Archeologists on June 24 began restoration efforts of the ancient city of Aizanoi in present-day western Turkey. Elif Özer, an archaeology professor at Pamukkale University, told Anadolu Agency that the team would focus on restoration works this year and already began at the 5,000-year-old site's theater and stadium. Source: Hürriyet Daily News

Anatolia’s 1st Turkish mosque to open to worship after restoration

The first Turkish mosque in Anatolia, which was built in what is today known as the Ani Ruins in Kars province after Seljuk Sultan Alparslan won the Battle of Manzikert in 1071, is being restored. The mosque, built by Ebu'l Manuçehr Bey in 1072 and named after him, will be restored under the coordination of directorates of the Ministry of Industry and Technology and the Ministry of Culture and Tourism. Source: Daily Sabah

June 25, 2020

2,000-year-old pirate city waiting to be discovered

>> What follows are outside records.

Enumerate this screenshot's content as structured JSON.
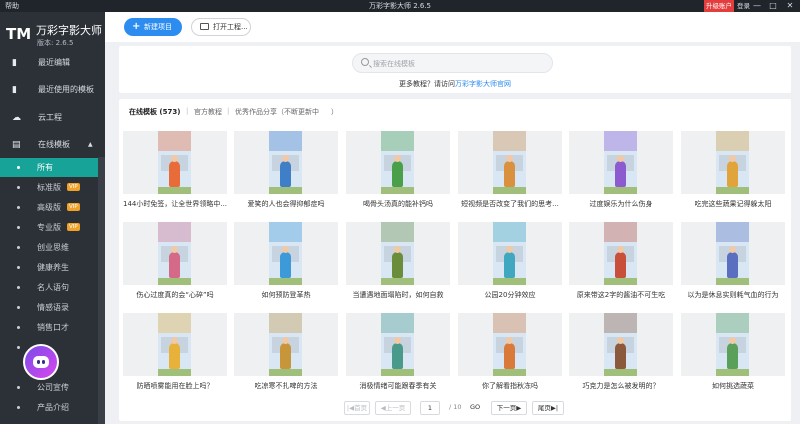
{
  "titlebar": {
    "menu_help": "帮助",
    "title": "万彩字影大师 2.6.5",
    "upgrade": "升级账户",
    "login": "登录",
    "min": "—",
    "max": "□",
    "close": "✕"
  },
  "brand": {
    "logo": "TM",
    "name": "万彩字影大师",
    "version": "版本: 2.6.5"
  },
  "nav": [
    {
      "label": "最近编辑",
      "icon": "file-icon"
    },
    {
      "label": "最近使用的模板",
      "icon": "file-icon"
    },
    {
      "label": "云工程",
      "icon": "cloud-icon"
    },
    {
      "label": "在线模板",
      "icon": "template-icon"
    }
  ],
  "sub_items": [
    {
      "label": "所有",
      "vip": ""
    },
    {
      "label": "标准版",
      "vip": "VIP"
    },
    {
      "label": "高级版",
      "vip": "VIP"
    },
    {
      "label": "专业版",
      "vip": "VIP"
    },
    {
      "label": "创业思维",
      "vip": ""
    },
    {
      "label": "健康养生",
      "vip": ""
    },
    {
      "label": "名人语句",
      "vip": ""
    },
    {
      "label": "情感语录",
      "vip": ""
    },
    {
      "label": "销售口才",
      "vip": ""
    },
    {
      "label": "",
      "vip": ""
    },
    {
      "label": "公司宣传",
      "vip": ""
    },
    {
      "label": "产品介绍",
      "vip": ""
    }
  ],
  "toolbar": {
    "new_project": "新建项目",
    "open_project": "打开工程..."
  },
  "search": {
    "placeholder": "搜索在线模板"
  },
  "tip": {
    "text": "更多教程？请访问",
    "link": "万彩字影大师官网"
  },
  "tabs": {
    "online": "在线模板 (573)",
    "official": "官方教程",
    "share": "优秀作品分享（不断更新中",
    "share_tail": "）"
  },
  "cards": [
    {
      "caption": "144小时免签，让全世界领略中...",
      "color": "#e86b3a"
    },
    {
      "caption": "爱笑的人也会得抑郁症吗",
      "color": "#3f7fc8"
    },
    {
      "caption": "喝骨头汤真的能补钙吗",
      "color": "#4aa04a"
    },
    {
      "caption": "短视频是否改变了我们的思考...",
      "color": "#d9903f"
    },
    {
      "caption": "过度娱乐为什么伤身",
      "color": "#8c5bd0"
    },
    {
      "caption": "吃完这些蔬果记得躲太阳",
      "color": "#e0a43a"
    },
    {
      "caption": "伤心过度真的会“心碎”吗",
      "color": "#d46a88"
    },
    {
      "caption": "如何预防登革热",
      "color": "#3c9ad8"
    },
    {
      "caption": "当遭遇地面塌陷时，如何自救",
      "color": "#6a8d3c"
    },
    {
      "caption": "公园20分钟效应",
      "color": "#3fa8c0"
    },
    {
      "caption": "原来带这2字的酱油不可生吃",
      "color": "#c8503a"
    },
    {
      "caption": "以为是休息实则耗气血的行为",
      "color": "#5a6fc0"
    },
    {
      "caption": "防晒喷雾能用在脸上吗？",
      "color": "#e8b13a"
    },
    {
      "caption": "吃凉寒不扎啤的方法",
      "color": "#c8963a"
    },
    {
      "caption": "消极情绪可能跟春季有关",
      "color": "#4a9a8c"
    },
    {
      "caption": "你了解看指秋冻吗",
      "color": "#d97a3a"
    },
    {
      "caption": "巧克力是怎么被发明的？",
      "color": "#8a5a3a"
    },
    {
      "caption": "如何挑选蔬菜",
      "color": "#5aa05a"
    }
  ],
  "pager": {
    "first": "|◀首页",
    "prev": "◀上一页",
    "current": "1",
    "total": "/ 10",
    "go": "GO",
    "next": "下一页▶",
    "last": "尾页▶|"
  }
}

The “pirate city” Iotape, located in the Alanya district of the southern province of Antalya, which is home to Roman- and Byzantine-era ruins, is waiting to be discovered. Source: Hürriyet Daily News

Istanbul Municipality buys Ottoman sultan’s portrait

A portrait of Ottoman Sultan Mehmed II, known as Fatih Sultan Mehmet, who led the Ottoman conquest of Constantinople, was sold at an auction in London on June 25. Istanbul Mayor Ekrem İmamoğlu announced on Twitter that the Istanbul Metropolitan Municipality bought the painting. Source: Hürriyet Daily News

June 28, 2020

Settled life in ancient city draws attention

The residents of the Dodurga neighborhood of the Seydikemer district of the western province of Muğla continue living among the ruins of the ancient city of 2,000-year-old Sidyma. Source: Hürriyet Daily News

June 29, 2020

New findings set to change Bergama’s history

New finds during excavations in Bergama, a district in the Aegean province of İzmir, are set to shed light on the city’s history, as they indicate civilizations were established in the region earlier than known. Source: Hürriyet Daily News